Traveling from Concord to Lebanon along Route 4, you’re likely to see people walking or biking on the Northern Rail Trail. While Potter Place Station has been preserved, that 50 plus mile stone dust path is really all that remains of the once thriving Northern Railroad.
NHPR’s Sean Hurley spoke with historian Ken Cushing, who’s writing a book on the Northern, as well as Jean Gove, who grew up across the street from busy Cardigan Station in Grafton, to give us this glimpse of the Northern Railroad as it was.
In the garage behind his house in Grafton, Ken Cushing works on cars. Old cars mostly. “And what we're looking at here is the fenders from a 1922 Kissell,” Cushing says. “Amelia Earhart used to have one of those. There's only about 15 in existence now by the way.”
But when Cushing walks back to the house, he shifts to trains. For the last 14 years he’s been writing a book on the history of the Northern Railroad.
With 174 miles of track and almost a century and a half of life, the story of the Northern Railroad, as Cushing tells it, begins with the story of walking. His first chapter is called Shanks’ Mare.
“Are you familiar with the expression ‘shanks’ mare’?” Cushing asks.
“Shanks’ mare is somebody who's walking. Prior to 1830, the scenario was we were just on the threshold of the industrial revolution, but up to that time, everybody was, you know, you walked to get around.”
In the 1830s and 40s, as trains began to clickety-clack their futuristic way across Great Britain, where the railroad was invented, a particular malady overtook the shanks’ mare walkers of the world.
“Everybody wanted a railroad,” Cushing says. “Oh man! It was called railroad fever. You gotta be online. And we're not talking internet here. This is online, really online, physically online, and railroads were being built left and right in New England.”
Chartered in 1844, the Northern Railroad took a year to plan and two to build. By 1847, steam locomotives traveling between Concord and Lebanon stopped every three miles to load up with fresh wood and water, and to drop off and pick up passengers and mail.
89 year-old Jean Gove used to live in Grafton.
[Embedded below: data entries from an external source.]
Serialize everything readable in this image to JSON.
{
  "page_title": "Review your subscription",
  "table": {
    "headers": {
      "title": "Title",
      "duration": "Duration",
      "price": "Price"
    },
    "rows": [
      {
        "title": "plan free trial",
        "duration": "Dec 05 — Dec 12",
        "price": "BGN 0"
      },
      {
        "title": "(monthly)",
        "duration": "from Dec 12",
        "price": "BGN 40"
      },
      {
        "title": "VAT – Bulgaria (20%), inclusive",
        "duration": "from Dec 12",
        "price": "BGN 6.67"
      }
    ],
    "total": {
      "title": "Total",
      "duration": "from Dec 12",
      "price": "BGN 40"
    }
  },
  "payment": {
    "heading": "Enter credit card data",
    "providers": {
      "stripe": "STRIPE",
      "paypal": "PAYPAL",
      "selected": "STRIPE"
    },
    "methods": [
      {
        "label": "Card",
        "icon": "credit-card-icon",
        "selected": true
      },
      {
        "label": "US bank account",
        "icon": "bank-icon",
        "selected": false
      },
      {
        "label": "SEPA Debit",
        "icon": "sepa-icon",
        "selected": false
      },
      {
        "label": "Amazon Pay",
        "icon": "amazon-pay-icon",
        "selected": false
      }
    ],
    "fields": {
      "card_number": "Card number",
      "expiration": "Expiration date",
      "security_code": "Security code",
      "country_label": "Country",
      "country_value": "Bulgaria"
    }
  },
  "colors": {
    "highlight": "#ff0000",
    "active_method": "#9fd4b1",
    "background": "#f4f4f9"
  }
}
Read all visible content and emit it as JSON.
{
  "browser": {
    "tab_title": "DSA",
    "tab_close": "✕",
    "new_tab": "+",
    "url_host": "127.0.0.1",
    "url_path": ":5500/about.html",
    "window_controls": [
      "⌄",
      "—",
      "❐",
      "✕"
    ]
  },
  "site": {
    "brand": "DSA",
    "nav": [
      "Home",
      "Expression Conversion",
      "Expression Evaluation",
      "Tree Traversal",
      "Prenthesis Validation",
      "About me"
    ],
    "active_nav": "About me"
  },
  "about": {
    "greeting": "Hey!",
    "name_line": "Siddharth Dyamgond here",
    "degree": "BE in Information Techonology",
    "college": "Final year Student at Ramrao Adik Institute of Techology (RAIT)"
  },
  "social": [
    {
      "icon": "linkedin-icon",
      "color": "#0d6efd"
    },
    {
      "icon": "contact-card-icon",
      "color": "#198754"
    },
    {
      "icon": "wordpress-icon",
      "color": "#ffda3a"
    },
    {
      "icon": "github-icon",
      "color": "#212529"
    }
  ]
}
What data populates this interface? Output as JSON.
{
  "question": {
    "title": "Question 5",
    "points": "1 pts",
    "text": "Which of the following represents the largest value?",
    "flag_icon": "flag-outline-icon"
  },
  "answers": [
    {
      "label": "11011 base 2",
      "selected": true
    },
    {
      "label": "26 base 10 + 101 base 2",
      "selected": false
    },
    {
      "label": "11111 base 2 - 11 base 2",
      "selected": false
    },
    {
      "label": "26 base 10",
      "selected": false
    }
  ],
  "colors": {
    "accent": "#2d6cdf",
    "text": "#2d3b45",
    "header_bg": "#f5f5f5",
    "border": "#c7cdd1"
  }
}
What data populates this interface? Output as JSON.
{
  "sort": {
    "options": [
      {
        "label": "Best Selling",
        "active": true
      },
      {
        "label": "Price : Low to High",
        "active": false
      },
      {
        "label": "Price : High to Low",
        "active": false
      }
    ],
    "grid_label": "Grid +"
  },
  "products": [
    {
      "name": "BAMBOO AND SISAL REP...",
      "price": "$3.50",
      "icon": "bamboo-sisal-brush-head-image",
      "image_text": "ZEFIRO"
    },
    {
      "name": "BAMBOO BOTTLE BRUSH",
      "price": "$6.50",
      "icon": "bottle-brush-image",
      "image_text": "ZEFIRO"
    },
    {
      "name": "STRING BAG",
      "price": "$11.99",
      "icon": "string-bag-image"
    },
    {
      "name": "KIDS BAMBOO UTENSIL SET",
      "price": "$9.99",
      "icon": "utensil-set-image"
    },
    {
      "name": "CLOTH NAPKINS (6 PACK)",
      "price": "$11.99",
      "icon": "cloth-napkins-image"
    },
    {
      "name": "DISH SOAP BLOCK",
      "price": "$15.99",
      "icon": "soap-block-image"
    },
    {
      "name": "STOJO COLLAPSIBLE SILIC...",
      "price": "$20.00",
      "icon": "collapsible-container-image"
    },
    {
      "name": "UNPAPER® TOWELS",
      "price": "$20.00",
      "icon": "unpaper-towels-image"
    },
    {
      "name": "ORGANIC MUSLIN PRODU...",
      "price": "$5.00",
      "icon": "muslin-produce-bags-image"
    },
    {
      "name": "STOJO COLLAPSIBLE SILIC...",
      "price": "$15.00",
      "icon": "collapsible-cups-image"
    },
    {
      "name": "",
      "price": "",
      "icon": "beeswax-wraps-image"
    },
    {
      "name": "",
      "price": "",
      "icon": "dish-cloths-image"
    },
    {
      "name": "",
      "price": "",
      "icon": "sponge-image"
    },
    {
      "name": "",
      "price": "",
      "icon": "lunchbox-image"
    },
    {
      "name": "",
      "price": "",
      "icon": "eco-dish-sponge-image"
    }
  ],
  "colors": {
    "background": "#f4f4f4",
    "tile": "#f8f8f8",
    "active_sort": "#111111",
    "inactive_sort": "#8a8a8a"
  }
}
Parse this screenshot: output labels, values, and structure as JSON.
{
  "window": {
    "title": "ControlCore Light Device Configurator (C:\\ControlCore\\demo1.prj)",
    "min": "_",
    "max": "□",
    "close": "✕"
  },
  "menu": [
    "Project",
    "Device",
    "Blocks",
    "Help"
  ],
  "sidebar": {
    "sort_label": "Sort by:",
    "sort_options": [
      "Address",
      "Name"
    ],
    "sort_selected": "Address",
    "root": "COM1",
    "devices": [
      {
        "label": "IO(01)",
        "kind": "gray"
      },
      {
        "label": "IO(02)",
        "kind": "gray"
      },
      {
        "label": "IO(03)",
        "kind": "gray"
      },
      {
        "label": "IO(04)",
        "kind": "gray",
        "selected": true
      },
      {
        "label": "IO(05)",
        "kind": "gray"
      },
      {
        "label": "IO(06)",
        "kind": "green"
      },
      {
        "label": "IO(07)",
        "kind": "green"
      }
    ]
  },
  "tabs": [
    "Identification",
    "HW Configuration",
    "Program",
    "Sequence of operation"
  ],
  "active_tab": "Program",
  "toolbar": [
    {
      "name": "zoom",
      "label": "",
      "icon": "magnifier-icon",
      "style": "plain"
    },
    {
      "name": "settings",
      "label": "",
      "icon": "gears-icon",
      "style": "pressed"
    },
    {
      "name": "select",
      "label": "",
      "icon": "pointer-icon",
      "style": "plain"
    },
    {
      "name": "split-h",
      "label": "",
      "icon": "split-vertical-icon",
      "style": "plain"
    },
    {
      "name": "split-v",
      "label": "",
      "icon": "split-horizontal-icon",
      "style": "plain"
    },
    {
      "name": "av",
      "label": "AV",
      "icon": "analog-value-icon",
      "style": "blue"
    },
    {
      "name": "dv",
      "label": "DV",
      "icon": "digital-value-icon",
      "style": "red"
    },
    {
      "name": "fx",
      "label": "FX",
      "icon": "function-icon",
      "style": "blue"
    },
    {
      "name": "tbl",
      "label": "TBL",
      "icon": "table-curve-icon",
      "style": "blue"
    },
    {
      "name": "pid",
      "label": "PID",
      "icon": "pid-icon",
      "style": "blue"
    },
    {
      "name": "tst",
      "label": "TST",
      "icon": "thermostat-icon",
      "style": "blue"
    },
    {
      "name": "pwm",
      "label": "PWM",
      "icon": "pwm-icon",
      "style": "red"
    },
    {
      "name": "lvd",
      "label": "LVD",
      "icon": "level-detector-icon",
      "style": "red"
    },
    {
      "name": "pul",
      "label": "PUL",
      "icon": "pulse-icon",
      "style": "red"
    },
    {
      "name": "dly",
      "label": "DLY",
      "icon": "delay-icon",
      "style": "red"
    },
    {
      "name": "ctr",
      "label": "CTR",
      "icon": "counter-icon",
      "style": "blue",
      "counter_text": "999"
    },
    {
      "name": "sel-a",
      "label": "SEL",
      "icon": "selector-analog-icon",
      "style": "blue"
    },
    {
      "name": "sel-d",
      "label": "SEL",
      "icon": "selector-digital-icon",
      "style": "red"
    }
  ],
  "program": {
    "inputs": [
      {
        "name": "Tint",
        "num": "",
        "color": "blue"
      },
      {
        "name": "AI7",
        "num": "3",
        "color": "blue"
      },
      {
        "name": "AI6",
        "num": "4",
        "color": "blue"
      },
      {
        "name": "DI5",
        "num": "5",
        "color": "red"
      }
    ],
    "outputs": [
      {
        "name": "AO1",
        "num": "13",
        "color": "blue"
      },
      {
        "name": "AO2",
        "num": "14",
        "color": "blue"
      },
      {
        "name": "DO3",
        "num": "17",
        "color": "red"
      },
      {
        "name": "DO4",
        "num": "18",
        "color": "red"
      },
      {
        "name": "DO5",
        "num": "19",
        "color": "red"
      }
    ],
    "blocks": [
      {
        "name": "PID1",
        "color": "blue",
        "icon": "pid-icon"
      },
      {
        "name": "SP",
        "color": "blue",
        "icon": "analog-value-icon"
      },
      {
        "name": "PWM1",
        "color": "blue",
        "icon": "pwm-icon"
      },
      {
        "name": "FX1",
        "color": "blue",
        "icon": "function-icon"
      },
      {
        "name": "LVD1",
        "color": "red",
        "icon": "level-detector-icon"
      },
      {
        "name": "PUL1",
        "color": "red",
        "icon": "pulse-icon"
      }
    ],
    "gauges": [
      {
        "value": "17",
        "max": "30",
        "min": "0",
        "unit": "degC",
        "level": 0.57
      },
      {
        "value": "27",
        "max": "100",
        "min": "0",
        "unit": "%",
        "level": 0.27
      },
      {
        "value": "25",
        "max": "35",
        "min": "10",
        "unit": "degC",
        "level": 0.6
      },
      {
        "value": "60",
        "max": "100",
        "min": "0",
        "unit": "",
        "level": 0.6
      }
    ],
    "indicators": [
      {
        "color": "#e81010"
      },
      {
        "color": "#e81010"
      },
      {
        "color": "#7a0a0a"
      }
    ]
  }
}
“You know you lived there with the mine in full swing and the trains coming and going all day and people coming to the store to shop,” she recalls.
In 1935, when she was 5 years old, her parents bought the General Store in Grafton. Ruggles Mine was nearby and Cardigan Station was right across the street.
“At night there would be freight trains. They were pretty loud - freight train clickety clack clickety clack and they're pretty noisy,” Gove says.
These days she lives in West Lebanon with her cat and dog. But she remembers taking the train with her father to Lebanon in 1940-something — and unknowingly seeing the site of her future home.
“And I'd ride up here and this was a farmer's field and I'd think ‘I never want to live here. Everything is gray. The laundry hanging out is gray,’” Gove says. “And you know everything was smoke and cinders from the trains. And here I've lived here 65 years.”
If you were a seasoned traveler, Ken Cushing says, you carried two sets of clothes. “One you wore on your back. And then when you got to your destination, a change of clothes. And you'd be saturated in coal dust, the smell and everything else.”
Before the railroad, Cushing says, it would take a farmer six days to “shanks’ mare” his way from Lebanon to Massachusetts to sell his cattle or produce.
“With the railroad? About one day,” he tells me. “That's considerable savings in time and effort. And I'll tell you there was a lot of traffic on this line. By 1893 they had a 24 trains a day coming through here and they were talking about double tracking it because there was so much traffic. So much traffic.”
Cushing says the Northern thrived for nearly 50 years. “But it's 1892 okay. Things are booming. You know the dot com bubble and whatnot? That’s what was happening here. And then when you get to the next year, 1893. You know what happened to the dot com? It burst, right?”
The panic of 1893, it was called.
“By the time the country had worked its way out of that,” Cushing says, “it was a whole new world. There was a new mode of transportation on the horizon. The automobile. And that changed everything. A lot of the farms became unprofitable. With electrification back in the early 1900s, a lot of mills went down closer to where the cotton was. By the end of World War II, the population of Grafton was about 365 individuals. Back in 1860 I think it was about over 1,300 people. So that's quite a drop.”
The Northern valiantly struggled on through 1960s and early 70s. “The last through train,” Cushing says, “was 1982 or thereabouts. There was no ceremony. Nobody said goodbye.”
“To me I thought there was always going to be trains,” Jean Gove says. “I never dreamed that there wouldn't be the train line.”
Cushing acknowledges the irony of the main line of the Northern being used now as a walking path and jokes that his last chapter might also be called Shanks’ Mare. Despite that, he’s hoping for a different ending.
“The State of New Hampshire owns that right of way,” he says. “So any day, Amtrak for example, could say to the state, “Hey we want to re-introduce passenger rail to Montreal.” State would have to say, ‘Hey trail users, get the hell off the track!’”
This is something Ken Cushing wouldn’t mind hearing in his lifetime.